UK cancer statistics

Find the latest cancer statistics for the UK, including incidence, mortality, survival rate and preventability. 1 in 2 people in the UK will be diagnosed with cancer in their lifetime2.

Here we provide the latest cancer statistics for the UK, as well as what proportion of cancer cases could be prevented.

On this page:

> Number of diagnosed cancer cases
> Number of cancer deaths
> Most common types of cancer
> Cancer survival rates
> Breast cancer (& most common cancers in women)
> Prostate cancer (& most common cancers in men)
> Lung cancer statistics
> Bowel cancer statistics
> How to prevent cancer

Cancer incidence in the UK*

In the UK, 387,820 cases of cancer were diagnosed in 2019, the latest year for which data is available. Of these cancer cases, 200,386 were in men, and 187,434 were in women1.

Compared with the 2017 data, this is an increase of just over 21,500 cases (around 5.8%). Cases in men have risen by around 7.2% (up from 186,883), and cases of cancer have gone up 4.4% in women (up from 179,420).

> Download a table of the UK’s most common cancers

*Although there are very subtle differences, 'incidence' and 'cases' both broadly mean the same thing, and refer to the total recorded numbers. Prevalence refers to the proportion of a population who, in this case, have cancer over a specified period of time.

Cancer mortality in the UK

In the UK, there were 166,502 cancer deaths in 2019, the latest year for which data is available. Of these cancer deaths, 88,688 were in men, and 77,814 were in women1. That's more than 450 deaths per day.

It's notable that although cancer deaths have gone up since 2017 (when there were 165,267 recorded), this represents an increase of just 0.7%.

> Download a table of the UK's most common fatal cancers


Most common cancers in the UK

The table below shows the most common 15 cancer types in the UK, based on new cases diagnosed in 20191.

RankingCancer typeNew cases (2019)
1Breast56,987
2Prostate55,068
3Lung48,754
4Bowel44,706
5Skin (melanoma)17,845
6Non-Hodgkin's Lymphoma13,979
7Head and neck13,049
8Kidney12,050
9Pancreas11,031
10Bladder10,515
11Uterus10,021
12Leukaemia9,774
13Oesophagus9,296
14Myeloma7,138
15Ovary6,969

Cancer survival rates in the UK

Below are one-year and five-year survival rates for 5 of the most common cancer types in the UK.

One-year survival (%)

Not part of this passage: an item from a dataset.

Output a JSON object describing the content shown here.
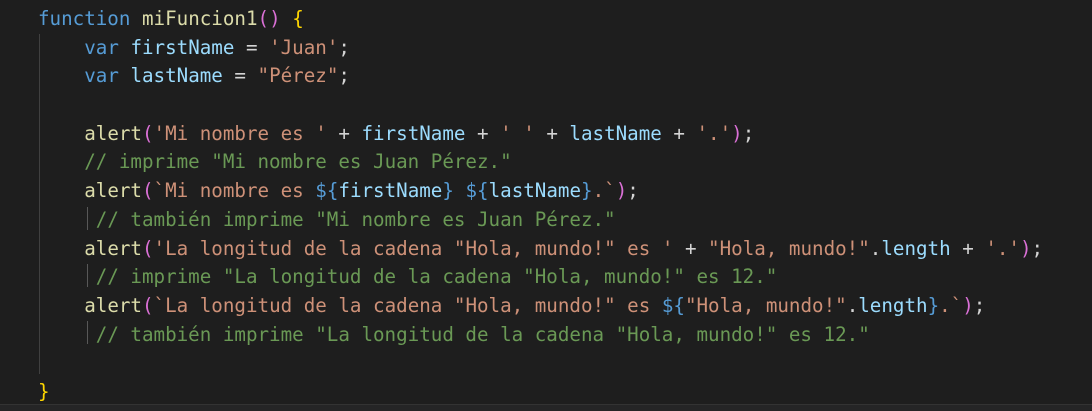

Cancer typeUK weighted**
Bowel78.6
Breast96.1
Womb/uterus89.5
Prostate97.2
Lung43.8

Five-year survival (%)

Cancer typeUK weighted**
Bowel58.9
Breast85.9
Womb/uterus75.4
Prostate87.9
Lung19.3
**The weighted % takes into account the percentage of the adult population (=> 16 years of age +) that resides in each of the 4 nations.

Breast cancer in the UK

Breast cancer is the most common type of cancer among women in the UK, with 56,987 new cases in 20191. Three in 10 new cases of cancer in women in 2019 was breast cancer (30.1%).

Breast cancer is rare in men, with around 400 new cases diagnosed each year in the UK.


Prostate cancer in the UK

Prostate cancer is the most common cancer among men in the UK. In 2019, 55,068 cases of prostate cancer were diagnosed1 – more than a quarter (27.5%) of all new cases of cancer in men in the UK. The increase in prostate cancer cases has been attributed to more tests being taken and an increase in life expectancy.


Lung cancer

Lung cancer is the third most common type of cancer in the UK across men and women, with 48,754 new cases in 20191 – totalling 12.5% of all new cases (men and women combined).

Bowel cancer

Also known as colorectal cancer, bowel cancer is the cancer type with the 4th highest number of new cases in the UK. In 2019, there were 44,706 new cases1 (men and women combined), accounting for 11.5% of the total number of new cases.

In fact, the top 4 cancer types accounted for more than half (53%) the total number of new cases in 2019 in the UK.

How to prevent cancer

Cancer is the cause of death for a large number of people each year. Overall, scientists estimate that around 40% of cancer cases could be prevented. That's around 155,000 cases every year in the UK.

There are a range of different risk factors that can influence your chances of developing cancer. However, there are steps that can be taken to help people reduce that risk.

Alongside not smoking, eating a healthy diet, being more active each day and maintaining a healthy weight are important ways you can reduce your cancer risk.

1Cancer statistics based on combined data from England, Scotland, Northern Ireland and Wales. World Cancer Research Fund, 2022.
2Smittenaar CR, Petersen KA, Stewart K, Moitt N. Cancer incidence and mortality projections in the UK until 2035. Br J Cancer 2016 Oct 25;115(9):1147-1155